--- Data for this task Enclosed Below ---

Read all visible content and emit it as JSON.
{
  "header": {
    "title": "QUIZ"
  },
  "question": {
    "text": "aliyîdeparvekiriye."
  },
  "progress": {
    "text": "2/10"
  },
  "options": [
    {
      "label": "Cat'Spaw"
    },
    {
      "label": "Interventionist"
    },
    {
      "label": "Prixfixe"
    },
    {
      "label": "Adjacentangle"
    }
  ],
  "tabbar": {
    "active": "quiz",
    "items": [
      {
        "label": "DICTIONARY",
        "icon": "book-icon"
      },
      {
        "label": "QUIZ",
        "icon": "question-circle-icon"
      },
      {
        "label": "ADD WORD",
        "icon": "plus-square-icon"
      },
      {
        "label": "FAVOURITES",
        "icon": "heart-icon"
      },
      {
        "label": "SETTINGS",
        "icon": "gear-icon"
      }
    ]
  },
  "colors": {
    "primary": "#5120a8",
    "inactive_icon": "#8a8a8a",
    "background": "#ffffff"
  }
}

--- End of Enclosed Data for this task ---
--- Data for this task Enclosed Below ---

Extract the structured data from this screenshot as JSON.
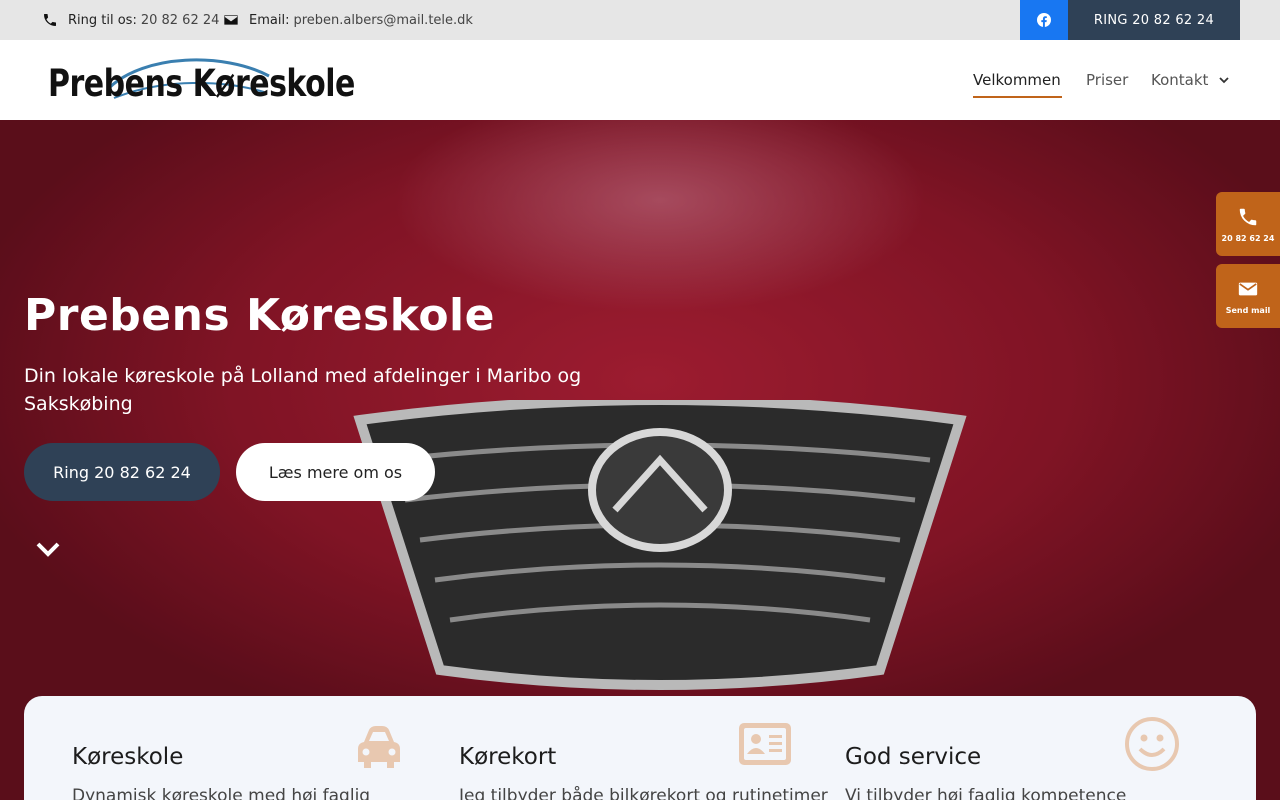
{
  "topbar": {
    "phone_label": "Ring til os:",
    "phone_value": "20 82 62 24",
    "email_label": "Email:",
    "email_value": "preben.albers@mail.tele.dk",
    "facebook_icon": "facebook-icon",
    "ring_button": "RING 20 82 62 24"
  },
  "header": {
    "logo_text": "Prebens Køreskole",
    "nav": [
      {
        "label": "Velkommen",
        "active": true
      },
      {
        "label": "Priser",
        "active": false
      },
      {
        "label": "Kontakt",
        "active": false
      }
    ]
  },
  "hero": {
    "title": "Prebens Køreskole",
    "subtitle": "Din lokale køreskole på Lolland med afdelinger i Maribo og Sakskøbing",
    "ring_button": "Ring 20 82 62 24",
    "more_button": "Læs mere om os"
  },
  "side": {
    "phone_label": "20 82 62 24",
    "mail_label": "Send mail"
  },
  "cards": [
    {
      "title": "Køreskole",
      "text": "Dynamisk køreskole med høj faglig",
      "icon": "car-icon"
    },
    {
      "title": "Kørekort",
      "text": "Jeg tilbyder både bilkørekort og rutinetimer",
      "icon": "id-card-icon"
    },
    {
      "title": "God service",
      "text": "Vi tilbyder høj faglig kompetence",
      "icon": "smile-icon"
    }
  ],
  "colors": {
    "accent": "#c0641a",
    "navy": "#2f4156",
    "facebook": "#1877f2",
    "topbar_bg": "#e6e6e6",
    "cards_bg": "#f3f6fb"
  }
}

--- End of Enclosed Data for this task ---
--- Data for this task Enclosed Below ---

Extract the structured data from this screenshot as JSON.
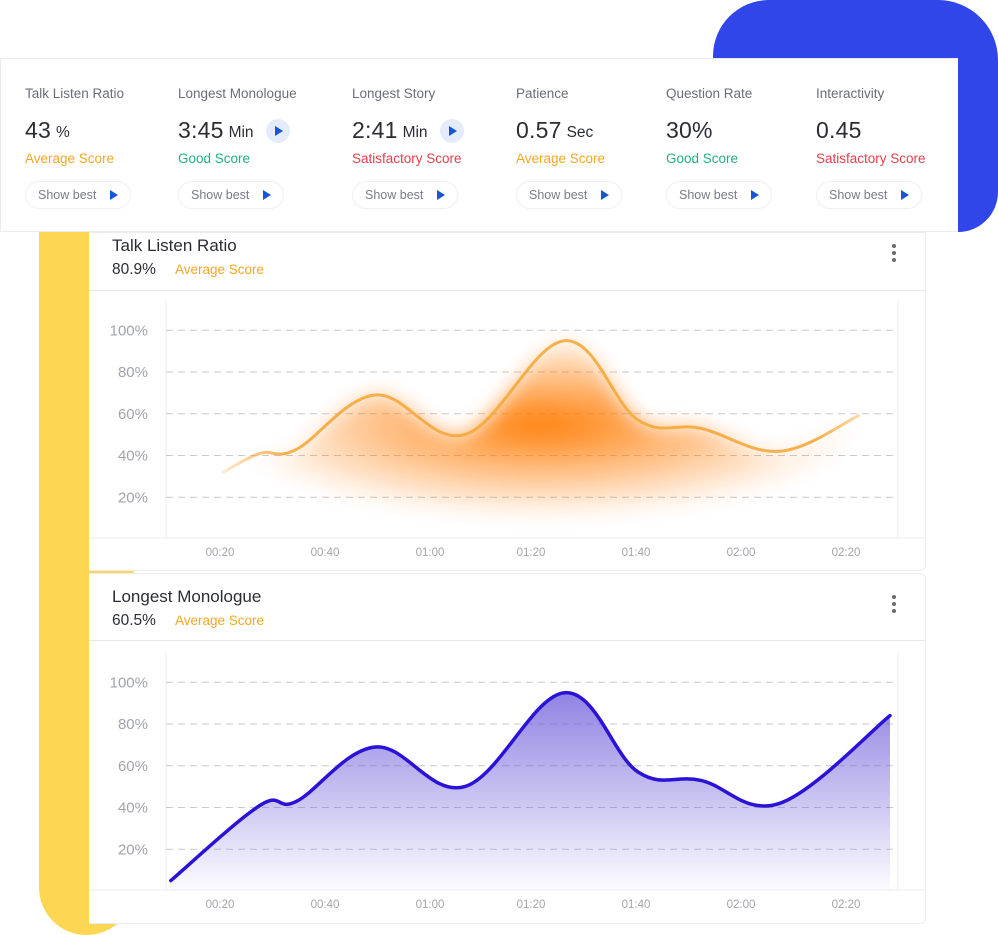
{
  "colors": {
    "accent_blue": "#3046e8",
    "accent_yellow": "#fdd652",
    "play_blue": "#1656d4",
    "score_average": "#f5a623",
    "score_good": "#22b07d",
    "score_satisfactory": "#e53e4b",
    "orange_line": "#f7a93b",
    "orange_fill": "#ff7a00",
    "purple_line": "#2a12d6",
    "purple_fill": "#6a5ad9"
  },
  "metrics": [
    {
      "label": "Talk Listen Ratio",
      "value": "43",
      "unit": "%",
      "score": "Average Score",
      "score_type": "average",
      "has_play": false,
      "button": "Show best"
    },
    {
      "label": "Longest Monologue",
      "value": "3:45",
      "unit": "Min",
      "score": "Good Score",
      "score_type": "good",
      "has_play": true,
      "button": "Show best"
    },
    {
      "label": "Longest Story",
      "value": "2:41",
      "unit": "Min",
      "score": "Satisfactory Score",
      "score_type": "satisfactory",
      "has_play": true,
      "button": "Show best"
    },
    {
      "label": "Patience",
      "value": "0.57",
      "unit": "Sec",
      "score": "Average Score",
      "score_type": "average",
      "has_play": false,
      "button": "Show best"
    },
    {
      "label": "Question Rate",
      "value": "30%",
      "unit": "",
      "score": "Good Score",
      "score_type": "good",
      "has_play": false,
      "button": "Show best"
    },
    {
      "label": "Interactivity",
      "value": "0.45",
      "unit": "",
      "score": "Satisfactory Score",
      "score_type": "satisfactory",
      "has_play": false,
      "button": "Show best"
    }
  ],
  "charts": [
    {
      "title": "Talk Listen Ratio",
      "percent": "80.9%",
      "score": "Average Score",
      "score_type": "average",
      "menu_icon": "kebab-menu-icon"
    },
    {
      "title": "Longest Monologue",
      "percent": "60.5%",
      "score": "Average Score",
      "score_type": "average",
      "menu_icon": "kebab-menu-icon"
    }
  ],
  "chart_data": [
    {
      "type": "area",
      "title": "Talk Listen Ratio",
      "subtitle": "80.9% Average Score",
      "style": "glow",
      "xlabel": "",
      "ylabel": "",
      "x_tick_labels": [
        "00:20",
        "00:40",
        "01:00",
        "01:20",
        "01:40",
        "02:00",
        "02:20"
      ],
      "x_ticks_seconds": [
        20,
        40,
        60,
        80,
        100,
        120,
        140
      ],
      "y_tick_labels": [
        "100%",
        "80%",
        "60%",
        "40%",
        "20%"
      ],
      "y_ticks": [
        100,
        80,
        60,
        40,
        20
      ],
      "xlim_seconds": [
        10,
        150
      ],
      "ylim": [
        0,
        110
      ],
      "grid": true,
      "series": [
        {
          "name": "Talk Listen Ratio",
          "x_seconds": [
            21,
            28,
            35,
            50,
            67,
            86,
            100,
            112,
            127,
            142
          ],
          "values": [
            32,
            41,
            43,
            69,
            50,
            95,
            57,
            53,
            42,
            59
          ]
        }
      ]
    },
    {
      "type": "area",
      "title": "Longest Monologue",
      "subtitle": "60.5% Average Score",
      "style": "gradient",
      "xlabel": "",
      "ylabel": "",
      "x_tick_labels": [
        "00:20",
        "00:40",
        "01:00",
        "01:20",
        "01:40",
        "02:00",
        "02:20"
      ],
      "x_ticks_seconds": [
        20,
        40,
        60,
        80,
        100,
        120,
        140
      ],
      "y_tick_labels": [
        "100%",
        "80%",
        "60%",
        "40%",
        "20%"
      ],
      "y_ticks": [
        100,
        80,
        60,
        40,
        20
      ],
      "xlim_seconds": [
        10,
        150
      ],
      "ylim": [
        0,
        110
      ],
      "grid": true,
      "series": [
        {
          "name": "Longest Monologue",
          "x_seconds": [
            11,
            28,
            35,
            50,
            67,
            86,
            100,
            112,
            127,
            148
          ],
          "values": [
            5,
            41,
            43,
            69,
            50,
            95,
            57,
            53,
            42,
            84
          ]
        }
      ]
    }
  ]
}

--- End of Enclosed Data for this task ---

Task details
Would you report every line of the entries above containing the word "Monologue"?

Written answer
      "label": "Longest Monologue",
      "title": "Longest Monologue",
      "title": "Longest Monologue",
          "name": "Longest Monologue",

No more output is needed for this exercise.